● Exercise description
Go through the entries below and copy each line that holds the word "this".

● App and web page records
####################
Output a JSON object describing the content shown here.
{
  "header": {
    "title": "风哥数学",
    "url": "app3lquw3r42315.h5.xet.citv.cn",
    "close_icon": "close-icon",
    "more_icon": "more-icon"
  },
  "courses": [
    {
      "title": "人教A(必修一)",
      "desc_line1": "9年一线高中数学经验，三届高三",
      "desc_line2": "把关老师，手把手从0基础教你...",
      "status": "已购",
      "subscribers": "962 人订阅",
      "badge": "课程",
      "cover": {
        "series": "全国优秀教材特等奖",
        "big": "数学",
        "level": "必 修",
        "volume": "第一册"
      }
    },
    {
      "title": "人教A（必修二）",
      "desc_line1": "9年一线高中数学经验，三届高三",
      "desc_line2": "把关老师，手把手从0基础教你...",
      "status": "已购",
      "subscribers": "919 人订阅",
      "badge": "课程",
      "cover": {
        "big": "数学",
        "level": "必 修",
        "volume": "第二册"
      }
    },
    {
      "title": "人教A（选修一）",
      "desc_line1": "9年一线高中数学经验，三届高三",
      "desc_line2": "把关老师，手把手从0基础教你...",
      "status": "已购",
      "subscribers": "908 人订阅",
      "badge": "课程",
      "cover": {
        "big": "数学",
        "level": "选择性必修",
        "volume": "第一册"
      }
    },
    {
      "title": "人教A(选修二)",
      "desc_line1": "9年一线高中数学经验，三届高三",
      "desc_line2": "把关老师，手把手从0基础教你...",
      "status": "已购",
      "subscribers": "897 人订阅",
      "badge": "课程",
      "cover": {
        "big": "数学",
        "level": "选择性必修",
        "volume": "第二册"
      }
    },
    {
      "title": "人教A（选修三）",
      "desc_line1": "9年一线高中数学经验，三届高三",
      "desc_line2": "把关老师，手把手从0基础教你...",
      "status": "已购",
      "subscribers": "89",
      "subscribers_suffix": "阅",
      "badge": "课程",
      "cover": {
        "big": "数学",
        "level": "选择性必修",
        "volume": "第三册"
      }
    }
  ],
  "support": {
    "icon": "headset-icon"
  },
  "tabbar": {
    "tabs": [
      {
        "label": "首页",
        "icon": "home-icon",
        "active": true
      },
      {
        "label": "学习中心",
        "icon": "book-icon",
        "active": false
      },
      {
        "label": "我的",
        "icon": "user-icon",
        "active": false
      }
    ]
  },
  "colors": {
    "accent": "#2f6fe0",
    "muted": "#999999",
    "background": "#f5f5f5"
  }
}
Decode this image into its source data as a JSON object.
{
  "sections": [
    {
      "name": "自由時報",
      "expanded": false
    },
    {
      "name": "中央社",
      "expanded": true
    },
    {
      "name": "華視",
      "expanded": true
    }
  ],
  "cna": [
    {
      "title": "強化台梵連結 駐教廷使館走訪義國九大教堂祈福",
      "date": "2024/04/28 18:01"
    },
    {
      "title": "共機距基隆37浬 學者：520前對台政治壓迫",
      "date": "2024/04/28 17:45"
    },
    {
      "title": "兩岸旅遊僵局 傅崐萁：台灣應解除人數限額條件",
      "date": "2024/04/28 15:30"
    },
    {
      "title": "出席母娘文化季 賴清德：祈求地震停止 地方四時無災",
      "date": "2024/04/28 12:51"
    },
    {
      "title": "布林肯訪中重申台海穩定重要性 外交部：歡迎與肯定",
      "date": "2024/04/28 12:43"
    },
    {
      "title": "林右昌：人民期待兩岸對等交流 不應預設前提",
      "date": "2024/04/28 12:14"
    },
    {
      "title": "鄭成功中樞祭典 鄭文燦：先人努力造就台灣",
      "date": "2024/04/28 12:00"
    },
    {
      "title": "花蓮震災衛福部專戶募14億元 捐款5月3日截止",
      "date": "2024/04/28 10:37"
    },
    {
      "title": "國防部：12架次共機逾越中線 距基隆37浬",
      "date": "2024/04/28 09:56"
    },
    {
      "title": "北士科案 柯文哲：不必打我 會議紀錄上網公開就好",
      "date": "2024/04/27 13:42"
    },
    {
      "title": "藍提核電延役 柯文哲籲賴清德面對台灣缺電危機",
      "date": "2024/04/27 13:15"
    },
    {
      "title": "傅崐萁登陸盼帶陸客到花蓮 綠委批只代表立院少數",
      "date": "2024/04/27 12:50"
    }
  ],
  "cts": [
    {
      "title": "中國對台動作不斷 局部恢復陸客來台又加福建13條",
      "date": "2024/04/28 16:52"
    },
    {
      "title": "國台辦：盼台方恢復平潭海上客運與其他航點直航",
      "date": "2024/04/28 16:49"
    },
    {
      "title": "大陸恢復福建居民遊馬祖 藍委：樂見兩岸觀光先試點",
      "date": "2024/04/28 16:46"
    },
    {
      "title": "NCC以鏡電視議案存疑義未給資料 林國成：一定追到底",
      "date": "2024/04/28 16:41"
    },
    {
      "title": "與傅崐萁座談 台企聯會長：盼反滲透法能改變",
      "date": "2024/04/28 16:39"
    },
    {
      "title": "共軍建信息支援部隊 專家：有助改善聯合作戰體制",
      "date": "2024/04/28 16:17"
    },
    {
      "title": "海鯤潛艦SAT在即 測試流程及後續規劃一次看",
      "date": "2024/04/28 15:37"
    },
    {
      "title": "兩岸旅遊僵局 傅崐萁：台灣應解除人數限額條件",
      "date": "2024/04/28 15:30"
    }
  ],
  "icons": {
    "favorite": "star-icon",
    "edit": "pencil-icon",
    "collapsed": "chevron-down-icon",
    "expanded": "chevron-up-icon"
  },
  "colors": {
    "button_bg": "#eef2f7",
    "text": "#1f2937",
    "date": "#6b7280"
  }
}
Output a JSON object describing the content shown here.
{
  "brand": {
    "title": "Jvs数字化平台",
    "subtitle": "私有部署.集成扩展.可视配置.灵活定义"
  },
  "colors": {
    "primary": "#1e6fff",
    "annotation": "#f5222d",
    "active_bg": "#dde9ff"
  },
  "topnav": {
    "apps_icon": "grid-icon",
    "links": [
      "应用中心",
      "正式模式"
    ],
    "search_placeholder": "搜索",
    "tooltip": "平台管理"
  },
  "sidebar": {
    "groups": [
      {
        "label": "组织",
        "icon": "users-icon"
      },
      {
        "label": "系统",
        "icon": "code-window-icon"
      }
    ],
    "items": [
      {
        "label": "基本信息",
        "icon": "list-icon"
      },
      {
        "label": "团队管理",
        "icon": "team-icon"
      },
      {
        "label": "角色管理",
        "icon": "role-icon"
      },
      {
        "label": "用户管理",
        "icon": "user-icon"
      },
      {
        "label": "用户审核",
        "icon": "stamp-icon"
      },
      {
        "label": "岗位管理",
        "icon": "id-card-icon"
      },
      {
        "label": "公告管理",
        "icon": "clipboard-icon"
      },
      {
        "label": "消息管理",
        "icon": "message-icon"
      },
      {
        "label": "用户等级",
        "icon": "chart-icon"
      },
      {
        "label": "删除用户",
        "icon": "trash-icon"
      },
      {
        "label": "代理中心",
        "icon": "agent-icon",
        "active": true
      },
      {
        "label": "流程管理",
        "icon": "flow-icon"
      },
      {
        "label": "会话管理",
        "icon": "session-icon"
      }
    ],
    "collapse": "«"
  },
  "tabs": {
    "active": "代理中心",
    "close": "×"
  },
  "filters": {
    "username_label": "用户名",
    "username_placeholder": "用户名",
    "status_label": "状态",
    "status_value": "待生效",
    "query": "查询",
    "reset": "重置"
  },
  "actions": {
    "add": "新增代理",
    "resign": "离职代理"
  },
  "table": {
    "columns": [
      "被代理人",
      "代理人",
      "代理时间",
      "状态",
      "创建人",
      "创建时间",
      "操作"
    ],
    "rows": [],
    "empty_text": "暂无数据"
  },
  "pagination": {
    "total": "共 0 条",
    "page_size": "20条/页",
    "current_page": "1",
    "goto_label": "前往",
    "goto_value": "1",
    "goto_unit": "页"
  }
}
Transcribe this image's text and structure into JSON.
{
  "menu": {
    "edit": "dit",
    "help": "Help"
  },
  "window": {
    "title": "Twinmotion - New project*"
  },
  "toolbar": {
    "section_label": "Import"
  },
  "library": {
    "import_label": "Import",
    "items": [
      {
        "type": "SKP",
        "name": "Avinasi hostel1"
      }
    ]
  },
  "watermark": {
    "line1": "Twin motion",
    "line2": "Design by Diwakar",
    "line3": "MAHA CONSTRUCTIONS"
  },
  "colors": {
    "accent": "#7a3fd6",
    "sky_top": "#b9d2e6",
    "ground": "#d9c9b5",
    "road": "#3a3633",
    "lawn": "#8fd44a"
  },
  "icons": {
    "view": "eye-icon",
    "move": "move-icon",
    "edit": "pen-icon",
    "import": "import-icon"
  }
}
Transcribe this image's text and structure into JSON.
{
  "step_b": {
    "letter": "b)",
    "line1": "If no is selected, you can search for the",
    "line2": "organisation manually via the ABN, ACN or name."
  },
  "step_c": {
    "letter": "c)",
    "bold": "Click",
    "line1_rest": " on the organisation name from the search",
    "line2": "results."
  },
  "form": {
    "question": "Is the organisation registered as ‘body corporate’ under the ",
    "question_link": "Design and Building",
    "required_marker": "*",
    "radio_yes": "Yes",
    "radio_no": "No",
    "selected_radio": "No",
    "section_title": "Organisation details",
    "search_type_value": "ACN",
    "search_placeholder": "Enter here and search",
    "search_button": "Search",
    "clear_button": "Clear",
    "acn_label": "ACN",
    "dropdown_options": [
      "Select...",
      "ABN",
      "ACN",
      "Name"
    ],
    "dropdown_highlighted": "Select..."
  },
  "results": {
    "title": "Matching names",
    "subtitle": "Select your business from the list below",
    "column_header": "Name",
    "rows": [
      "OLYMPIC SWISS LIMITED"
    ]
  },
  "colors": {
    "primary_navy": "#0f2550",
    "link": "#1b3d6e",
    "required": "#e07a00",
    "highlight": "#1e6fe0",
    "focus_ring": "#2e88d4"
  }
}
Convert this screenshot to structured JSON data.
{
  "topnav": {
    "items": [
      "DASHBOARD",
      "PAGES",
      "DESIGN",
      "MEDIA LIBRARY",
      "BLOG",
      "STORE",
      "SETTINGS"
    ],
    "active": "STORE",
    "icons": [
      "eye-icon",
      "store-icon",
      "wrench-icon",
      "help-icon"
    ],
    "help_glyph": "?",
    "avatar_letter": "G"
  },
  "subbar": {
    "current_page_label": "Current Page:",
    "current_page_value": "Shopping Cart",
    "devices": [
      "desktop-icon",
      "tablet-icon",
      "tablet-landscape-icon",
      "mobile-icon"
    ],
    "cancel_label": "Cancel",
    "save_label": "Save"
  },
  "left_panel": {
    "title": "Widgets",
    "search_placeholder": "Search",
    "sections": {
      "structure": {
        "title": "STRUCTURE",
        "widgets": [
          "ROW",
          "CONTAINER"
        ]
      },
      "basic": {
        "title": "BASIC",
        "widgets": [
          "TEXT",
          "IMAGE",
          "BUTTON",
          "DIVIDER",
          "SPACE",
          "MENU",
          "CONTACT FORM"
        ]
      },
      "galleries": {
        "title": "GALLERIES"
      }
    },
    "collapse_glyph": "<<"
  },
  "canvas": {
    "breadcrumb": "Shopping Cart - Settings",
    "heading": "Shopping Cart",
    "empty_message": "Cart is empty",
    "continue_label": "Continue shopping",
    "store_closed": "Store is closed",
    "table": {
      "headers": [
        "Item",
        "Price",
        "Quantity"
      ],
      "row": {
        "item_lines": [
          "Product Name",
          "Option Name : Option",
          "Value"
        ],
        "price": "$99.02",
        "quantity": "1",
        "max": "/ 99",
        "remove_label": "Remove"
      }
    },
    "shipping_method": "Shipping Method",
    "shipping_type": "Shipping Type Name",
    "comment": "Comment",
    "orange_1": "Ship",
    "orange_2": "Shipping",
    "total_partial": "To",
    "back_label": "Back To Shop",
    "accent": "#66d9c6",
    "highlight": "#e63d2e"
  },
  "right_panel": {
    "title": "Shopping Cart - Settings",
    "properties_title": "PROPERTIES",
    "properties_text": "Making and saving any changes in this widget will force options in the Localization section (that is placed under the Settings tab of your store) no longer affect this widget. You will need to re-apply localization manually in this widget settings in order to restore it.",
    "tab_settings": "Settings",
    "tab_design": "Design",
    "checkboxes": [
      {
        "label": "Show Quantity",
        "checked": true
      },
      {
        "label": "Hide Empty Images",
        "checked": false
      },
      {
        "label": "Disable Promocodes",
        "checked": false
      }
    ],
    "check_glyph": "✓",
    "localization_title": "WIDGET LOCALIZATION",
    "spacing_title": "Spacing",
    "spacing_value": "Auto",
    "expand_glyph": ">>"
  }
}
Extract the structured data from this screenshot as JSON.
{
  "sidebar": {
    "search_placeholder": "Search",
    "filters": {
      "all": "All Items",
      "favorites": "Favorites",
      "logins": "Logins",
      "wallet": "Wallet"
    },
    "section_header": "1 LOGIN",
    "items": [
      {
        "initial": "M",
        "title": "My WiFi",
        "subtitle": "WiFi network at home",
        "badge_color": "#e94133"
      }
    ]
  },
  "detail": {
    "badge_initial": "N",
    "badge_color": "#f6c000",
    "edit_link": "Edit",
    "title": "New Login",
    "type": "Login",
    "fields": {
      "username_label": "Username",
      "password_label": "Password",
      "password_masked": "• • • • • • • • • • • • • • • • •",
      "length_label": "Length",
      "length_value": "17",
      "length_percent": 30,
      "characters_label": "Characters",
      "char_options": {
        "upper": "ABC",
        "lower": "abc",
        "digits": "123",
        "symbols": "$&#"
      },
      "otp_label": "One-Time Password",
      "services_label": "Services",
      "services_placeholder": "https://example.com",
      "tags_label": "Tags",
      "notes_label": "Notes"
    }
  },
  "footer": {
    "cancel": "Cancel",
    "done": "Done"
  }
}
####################
● Answer section
Decode this image into its source data as a JSON object.
Transcribe this image's text and structure into JSON.
Transcribe this image's text and structure into JSON.
Convert this screenshot to structured JSON data.
    "properties_text": "Making and saving any changes in this widget will force options in the Localization section (that is placed under the Settings tab of your store) no longer affect this widget. You will need to re-apply localization manually in this widget settings in order to restore it.",
Extract the structured data from this screenshot as JSON.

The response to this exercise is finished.